(PROBLEM DESCRIPTION): The answer should consist of each line below that contains the word "body".

(Website and app data records)
-----
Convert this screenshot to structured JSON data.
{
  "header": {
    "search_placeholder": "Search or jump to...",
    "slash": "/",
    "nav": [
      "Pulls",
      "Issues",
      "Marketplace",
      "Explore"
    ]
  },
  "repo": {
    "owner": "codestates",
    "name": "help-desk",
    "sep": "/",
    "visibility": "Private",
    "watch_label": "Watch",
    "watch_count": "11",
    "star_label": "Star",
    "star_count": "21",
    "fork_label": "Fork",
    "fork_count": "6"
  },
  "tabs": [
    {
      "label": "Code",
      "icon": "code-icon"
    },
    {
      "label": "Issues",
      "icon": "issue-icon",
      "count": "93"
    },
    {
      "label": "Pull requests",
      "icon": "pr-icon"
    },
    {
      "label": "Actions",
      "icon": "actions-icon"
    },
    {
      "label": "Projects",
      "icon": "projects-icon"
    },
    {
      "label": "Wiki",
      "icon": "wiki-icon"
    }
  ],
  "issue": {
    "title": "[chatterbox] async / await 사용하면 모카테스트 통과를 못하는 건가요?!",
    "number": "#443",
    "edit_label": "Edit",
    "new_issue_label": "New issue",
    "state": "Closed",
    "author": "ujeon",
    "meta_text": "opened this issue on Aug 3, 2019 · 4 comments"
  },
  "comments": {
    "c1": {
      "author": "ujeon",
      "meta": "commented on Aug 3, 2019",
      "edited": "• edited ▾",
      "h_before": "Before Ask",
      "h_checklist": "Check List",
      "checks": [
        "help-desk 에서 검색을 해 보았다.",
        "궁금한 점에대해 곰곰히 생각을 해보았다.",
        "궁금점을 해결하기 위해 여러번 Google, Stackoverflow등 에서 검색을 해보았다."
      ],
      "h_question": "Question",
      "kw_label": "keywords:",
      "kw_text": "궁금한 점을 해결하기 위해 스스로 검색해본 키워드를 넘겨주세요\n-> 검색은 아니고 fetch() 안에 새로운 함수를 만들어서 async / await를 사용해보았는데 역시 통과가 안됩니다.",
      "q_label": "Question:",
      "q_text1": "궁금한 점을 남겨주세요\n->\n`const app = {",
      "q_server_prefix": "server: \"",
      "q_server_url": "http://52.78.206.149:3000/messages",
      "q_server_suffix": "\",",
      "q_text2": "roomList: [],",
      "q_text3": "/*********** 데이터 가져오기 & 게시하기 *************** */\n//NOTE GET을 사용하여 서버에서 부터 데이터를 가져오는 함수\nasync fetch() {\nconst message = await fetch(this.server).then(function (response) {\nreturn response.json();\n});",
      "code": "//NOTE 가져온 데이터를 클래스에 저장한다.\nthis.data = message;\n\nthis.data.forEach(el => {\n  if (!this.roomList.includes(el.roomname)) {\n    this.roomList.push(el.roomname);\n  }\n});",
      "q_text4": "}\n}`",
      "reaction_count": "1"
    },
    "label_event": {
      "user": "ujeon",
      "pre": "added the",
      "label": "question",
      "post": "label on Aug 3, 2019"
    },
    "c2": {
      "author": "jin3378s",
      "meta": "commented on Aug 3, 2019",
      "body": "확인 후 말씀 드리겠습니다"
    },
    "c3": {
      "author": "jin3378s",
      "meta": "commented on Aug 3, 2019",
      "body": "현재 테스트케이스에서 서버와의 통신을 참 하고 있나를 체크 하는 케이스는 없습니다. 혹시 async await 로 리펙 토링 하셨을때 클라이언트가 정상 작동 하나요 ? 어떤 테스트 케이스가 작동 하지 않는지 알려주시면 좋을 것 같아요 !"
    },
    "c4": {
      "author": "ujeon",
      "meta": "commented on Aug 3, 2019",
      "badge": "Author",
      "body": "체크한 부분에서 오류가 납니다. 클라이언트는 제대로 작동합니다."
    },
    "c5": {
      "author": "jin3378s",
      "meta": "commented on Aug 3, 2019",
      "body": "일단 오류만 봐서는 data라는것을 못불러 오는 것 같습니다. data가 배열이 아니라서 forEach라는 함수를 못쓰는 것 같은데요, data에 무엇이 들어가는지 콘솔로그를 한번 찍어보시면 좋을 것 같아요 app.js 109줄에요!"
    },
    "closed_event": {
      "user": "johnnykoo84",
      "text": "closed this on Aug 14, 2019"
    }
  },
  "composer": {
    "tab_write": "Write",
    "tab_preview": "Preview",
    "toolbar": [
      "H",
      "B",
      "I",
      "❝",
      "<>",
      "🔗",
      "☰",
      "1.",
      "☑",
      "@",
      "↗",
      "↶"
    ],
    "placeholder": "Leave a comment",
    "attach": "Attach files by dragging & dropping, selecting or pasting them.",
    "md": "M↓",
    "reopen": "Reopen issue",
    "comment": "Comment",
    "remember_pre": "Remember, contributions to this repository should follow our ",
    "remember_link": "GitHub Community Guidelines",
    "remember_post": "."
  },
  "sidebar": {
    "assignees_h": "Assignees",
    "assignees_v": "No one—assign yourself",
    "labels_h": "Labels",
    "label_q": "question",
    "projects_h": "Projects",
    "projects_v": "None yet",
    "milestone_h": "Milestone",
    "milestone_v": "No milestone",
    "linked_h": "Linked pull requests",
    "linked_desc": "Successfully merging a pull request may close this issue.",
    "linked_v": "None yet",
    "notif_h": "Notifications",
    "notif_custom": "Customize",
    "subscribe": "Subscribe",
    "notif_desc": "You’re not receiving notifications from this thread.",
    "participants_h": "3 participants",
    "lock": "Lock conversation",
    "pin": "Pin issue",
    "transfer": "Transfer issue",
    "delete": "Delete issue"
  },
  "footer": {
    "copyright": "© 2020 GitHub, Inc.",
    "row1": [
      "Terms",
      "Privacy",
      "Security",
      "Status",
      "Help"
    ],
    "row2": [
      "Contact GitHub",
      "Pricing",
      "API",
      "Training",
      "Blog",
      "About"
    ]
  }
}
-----
(EXPECTED ANSWER):
      "body": "확인 후 말씀 드리겠습니다"
      "body": "현재 테스트케이스에서 서버와의 통신을 참 하고 있나를 체크 하는 케이스는 없습니다. 혹시 async await 로 리펙 토링 하셨을때 클라이언트가 정상 작동 하나요 ? 어떤 테스트 케이스가 작동 하지 않는지 알려주시면 좋을 것 같아요 !"
      "body": "체크한 부분에서 오류가 납니다. 클라이언트는 제대로 작동합니다."
      "body": "일단 오류만 봐서는 data라는것을 못불러 오는 것 같습니다. data가 배열이 아니라서 forEach라는 함수를 못쓰는 것 같은데요, data에 무엇이 들어가는지 콘솔로그를 한번 찍어보시면 좋을 것 같아요 app.js 109줄에요!"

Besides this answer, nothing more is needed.